The committee that revised the Society’s Code of Ethics felt the document’s tenets and underlying principles apply to all journalism regardless of how it’s ultimately presented. Still, the committee knew people interested in ethical journalism may benefit from additional guidance from the Society and other people and organizations.
Below are several resources that the Society’s ethics committee compiled to help people with day-to-day decisions. These resources are not formally part of the Code. Also, these lists will grow and change as more resources are found, or as resources become obsolete.
For those people who still have questions, please email the Society’s Ethics Hotline: email@example.com
Provide context. Take special care not to misrepresent or oversimplify in promoting, previewing or summarizing a story.
- While it is important for journalists to be succinct – oversimplification that removes integral facts, or is in the service of manipulation is a violation of some of the Society’s basic principles, as the post from All Digitocracy shows. The post is about a story that came to be known as #Pointergate, in which Minnesota mayor is seen in a picture with a local activist. A local television reporter suggested the mayor and the activist were throwing up gang signs.
- Journalists use new technologies to tell stories in ways never thought possible, but unfamiliarity brings potential pitfalls. Margaret Sullivan, public editor of the New York Times, discussed in her column the potential problems with virtual reality. One possible problem: uncomfortably close relationships between journalists and subjects.
- “Keeping news in proportion and not leaving important things out are also cornerstones of truthfulness,” according to a Pew Research Center study. “Journalism is a form of cartography: it creates a map for citizens to navigate society. Inflating events for sensation, neglecting others, stereotyping or being disproportionately negative all make a less reliable map. The map also should include news of all our communities, not just those with attractive demographics. This is best achieved by newsrooms with a diversity of backgrounds and perspectives. The map is only an analogy; proportion and comprehensiveness are subjective, yet their elusiveness does not lessen their significance.”
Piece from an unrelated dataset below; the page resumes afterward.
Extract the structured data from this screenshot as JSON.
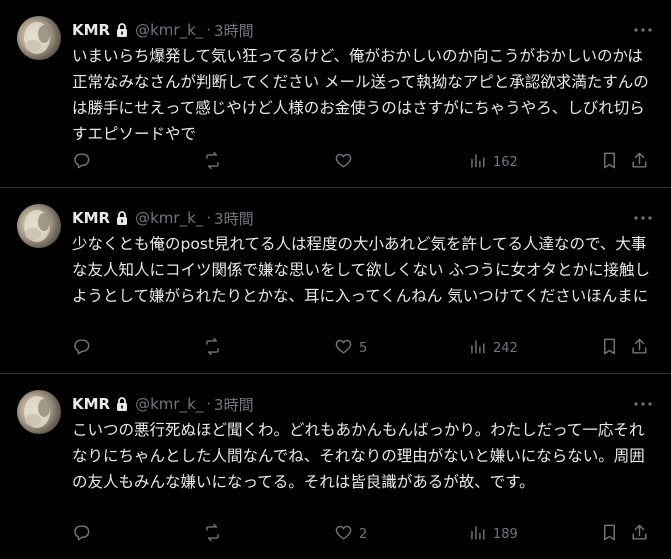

- Jeff Jarvis is considered of the “new school” of thought, but in his advocacy of “process” journalism – there is a defense of the the Society’s Code of Ethics to provide context. For starters – there is an implicit acknowledgment and acceptance of not knowing the whole story or being “perfect.” While it may hurt the ego – acknowledging this is a means of providing context: “Hey reader, we are working on this right now. Here’s what we now. We will provide more context as the story develops, so read into this just as far as our level of confidence suggests.” It’s in how journalists convey their level of confidence that they can provide this context.